Along the way, Nucky’s support system flagged, as New York and Philadelphia mob bosses with icy politeness abandoned him to his seeming fate, and estranged wife Margaret (Kelly Macdonald) let fly her long-repressed passions for his enforcer, roguish Irish import Owen (Charlie Cox). This soapier element went compounded with Owen’s murder at Masseria’s hands after Rothstein’s capos tipped Masseria to Owen’s imminent assassination attempt, scrapping Margaret’s plan to flee west with him, her children and — the big reveal — his unborn baby.
The vicious physical unseating of Nucky from his luxe-hotel headquarters by Gyp’s Masseria men proved breathtaking enough, and his flight into the AC’s more destitute precincts took on the feel of an archetypal odyssey. It is impossible to overstate the satisfaction of seeing Chalky White (the always mesmerizing Michael Kenneth Williams), Nucky’s capo of the African-American quarter, don the White Knight role, even after Nucky has rebuffed his entreaties to build a stake in the Boardwalk’s legitimate business out of deference to the odious, indefensible American apartheid. Nucky’s fall means de facto leveling of social status, and Chalky has become something more than subordinate when he imparts the simple wisdom that all self-styled Great Men should hearken to, “Go without, you see what you really need.”

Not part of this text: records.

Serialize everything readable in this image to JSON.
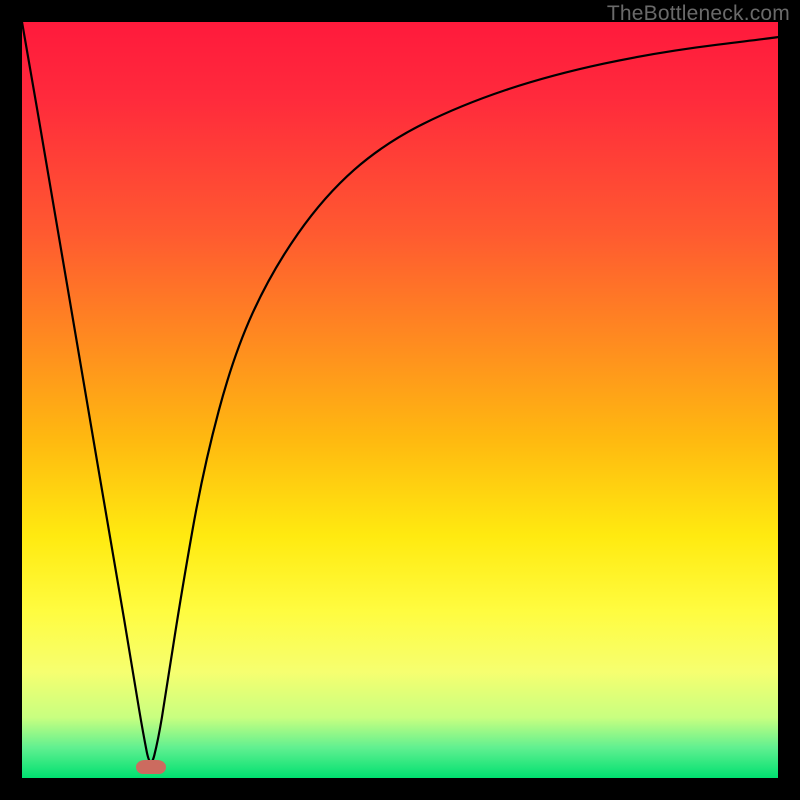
{
  "watermark": "TheBottleneck.com",
  "colors": {
    "frame": "#000000",
    "curve": "#000000",
    "bump": "#cc6b5f"
  },
  "chart_data": {
    "type": "line",
    "title": "",
    "xlabel": "",
    "ylabel": "",
    "xlim": [
      0,
      100
    ],
    "ylim": [
      0,
      100
    ],
    "gradient_stops": [
      {
        "pos": 0,
        "color": "#ff1a3c"
      },
      {
        "pos": 50,
        "color": "#ffc010"
      },
      {
        "pos": 80,
        "color": "#fffc40"
      },
      {
        "pos": 100,
        "color": "#00e070"
      }
    ],
    "minimum_x": 17,
    "series": [
      {
        "name": "curve",
        "x": [
          0,
          4,
          8,
          12,
          15,
          16,
          17,
          18,
          19,
          21,
          24,
          28,
          33,
          40,
          48,
          58,
          70,
          84,
          100
        ],
        "y": [
          100,
          77,
          53,
          30,
          12,
          6,
          1,
          5,
          11,
          24,
          41,
          56,
          67,
          77,
          84,
          89,
          93,
          96,
          98
        ]
      }
    ],
    "marker": {
      "x": 17,
      "y": 1.5
    }
  }
}
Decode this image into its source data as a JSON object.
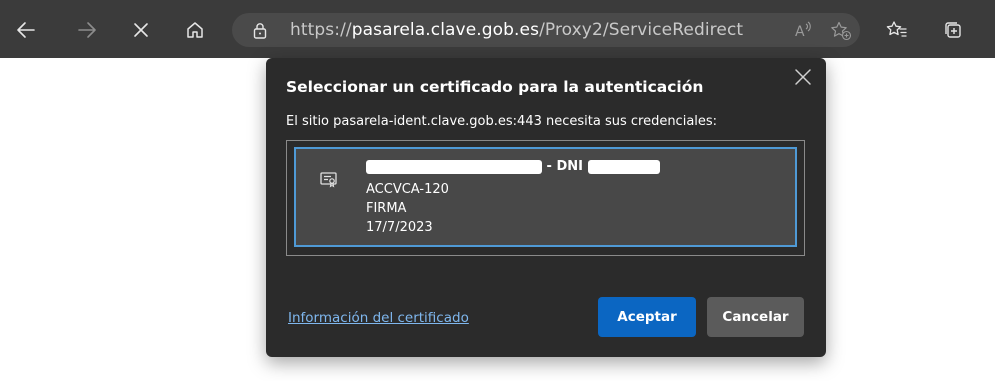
{
  "browser": {
    "url_prefix": "https://",
    "url_host": "pasarela.clave.gob.es",
    "url_path": "/Proxy2/ServiceRedirect",
    "icons": {
      "back": "back-arrow-icon",
      "forward": "forward-arrow-icon",
      "stop": "close-icon",
      "home": "home-icon",
      "lock": "lock-icon",
      "read_aloud": "read-aloud-icon",
      "add_favorite": "add-favorite-icon",
      "favorites": "favorites-icon",
      "collections": "collections-icon"
    }
  },
  "dialog": {
    "title": "Seleccionar un certificado para la autenticación",
    "subtitle": "El sitio pasarela-ident.clave.gob.es:443 necesita sus credenciales:",
    "certificate": {
      "name_visible": "- DNI",
      "issuer": "ACCVCA-120",
      "purpose": "FIRMA",
      "date": "17/7/2023"
    },
    "info_link": "Información del certificado",
    "accept_label": "Aceptar",
    "cancel_label": "Cancelar"
  },
  "colors": {
    "toolbar": "#3b3b3b",
    "dialog": "#2b2b2b",
    "accent": "#0b66c2",
    "selection_border": "#4f9ad6",
    "link": "#7fb7ee"
  }
}
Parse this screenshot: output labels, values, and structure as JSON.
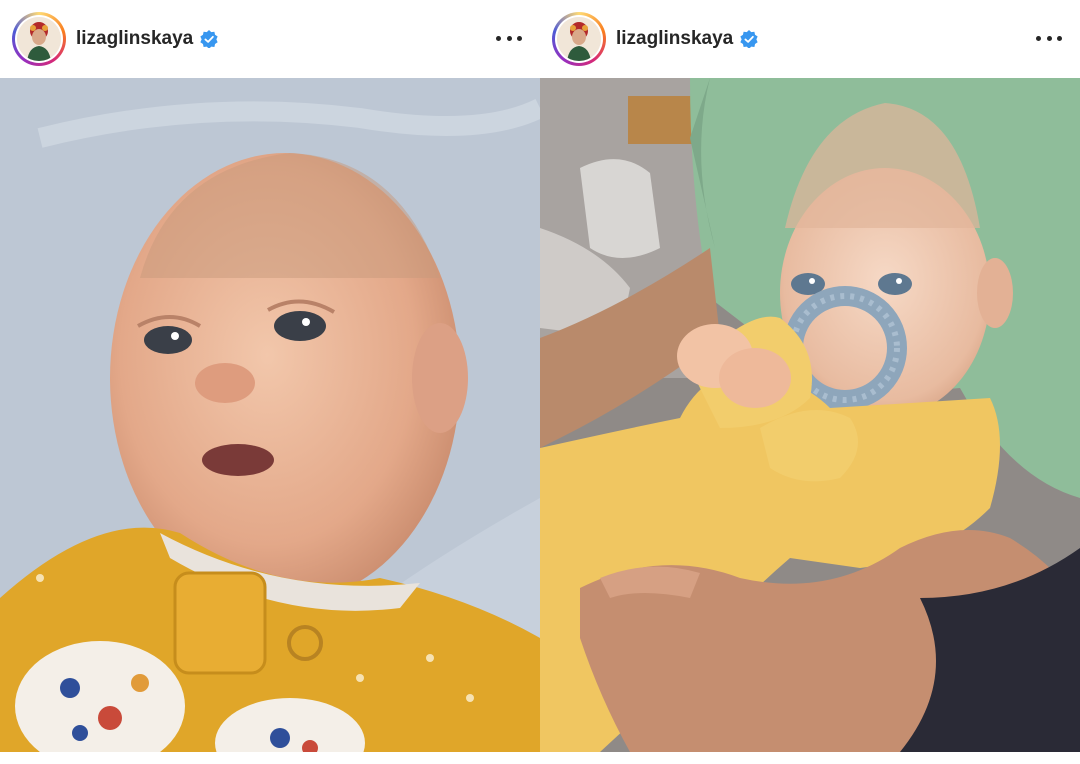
{
  "posts": [
    {
      "username": "lizaglinskaya",
      "verified": true,
      "avatar_icon": "profile-avatar",
      "more_icon": "more-options-icon",
      "photo": "baby-lying-face-up-photo"
    },
    {
      "username": "lizaglinskaya",
      "verified": true,
      "avatar_icon": "profile-avatar",
      "more_icon": "more-options-icon",
      "photo": "baby-holding-teether-ring-photo"
    }
  ],
  "colors": {
    "verified_badge": "#3897f0",
    "text": "#262626",
    "story_ring": [
      "#feda75",
      "#fa7e1e",
      "#d62976",
      "#962fbf",
      "#4f5bd5"
    ]
  }
}
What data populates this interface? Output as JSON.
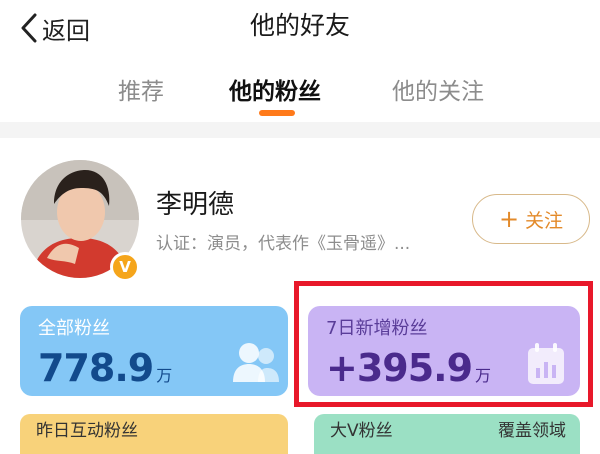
{
  "header": {
    "back_label": "返回",
    "title": "他的好友"
  },
  "tabs": [
    {
      "label": "推荐",
      "active": false
    },
    {
      "label": "他的粉丝",
      "active": true
    },
    {
      "label": "他的关注",
      "active": false
    }
  ],
  "profile": {
    "name": "李明德",
    "certification": "认证：演员，代表作《玉骨遥》...",
    "verified_badge": "V",
    "follow_label": "关注",
    "follow_icon": "+"
  },
  "stats": {
    "all_fans": {
      "label": "全部粉丝",
      "value": "778.9",
      "unit": "万"
    },
    "new_fans_7d": {
      "label": "7日新增粉丝",
      "value": "+395.9",
      "unit": "万"
    },
    "interaction_yesterday": {
      "label": "昨日互动粉丝"
    },
    "big_v": {
      "label": "大V粉丝",
      "coverage": "覆盖领域"
    }
  },
  "colors": {
    "accent": "#ff7a1a",
    "highlight": "#e8182a",
    "card_all": "#84c7f6",
    "card_new": "#c9b4f4",
    "card_interact": "#f8d27a",
    "card_bigv": "#9be0c4"
  }
}
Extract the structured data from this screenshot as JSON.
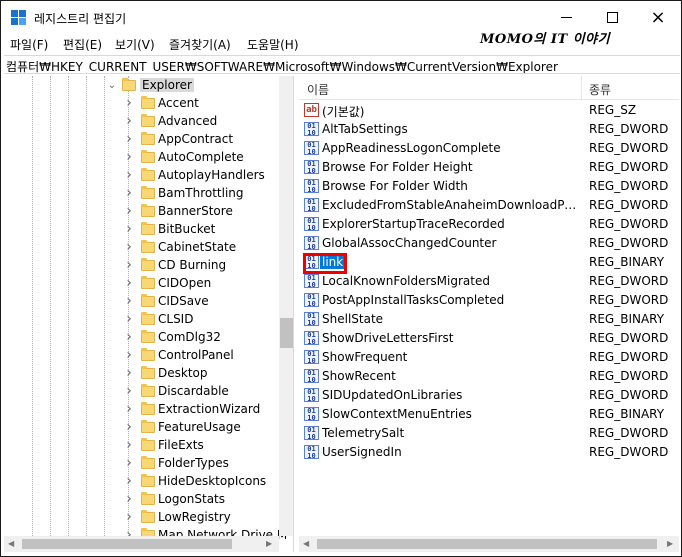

Chalky carries nearly as much villainous baggage as Nucky himself, yet Chalky and his men’s faceoff with Gyp — a line-in-the-sand in front of the “colored” roadhouse in which Nucky is hiding — assumes the gravity of a little, early victory in civil rights, as does the tenuous coalition between Chalky’s cadres and Capone’s in forming Nucky’s ad hoc army of resistance. The color line remains, but it dims with common cause and, with simple elegance, doing stuff towards the same goal, as they take the war to Gyp with cinematic fury. Williams and Graham say profound things with simple looks and nods that are both heartwarming and bespeaking of historical gravitas (however fictional), even for the blood still wet on their characters’ hands.
Nucky’s steady string of machinations, laid throughout the season — making tense, grudging alliances with Treasury Secretary Andrew Mellon and an upstart Justice Department prosecutor — give him the chits to move Rothstein to strike a deal with Masseria. Masseria withdraws his troops, hell comes calling on Gyp, aided in a startlingly bloody subplot by coldly efficient World War I vet Richard (Jack Huston). Yet even within this masterstroke, Nucky has impregnated it with some crafty payback for fellow chessmaster Rothstein, likely still to be seen.
Atlantic City is Nucky’s again, yes, but how much wisdom he has taken from his odyssey will map how much of a delay he has bought himself in his presumptively tragic cycle. Chalky has proven himself equal to at least a claim to a seat at The Man’s table — and Capone, we can assume, doesn’t do anything for nothing. More screentime for both actors can only bode well for when this show resumes, nowhere near soon enough.
Images and video: HBO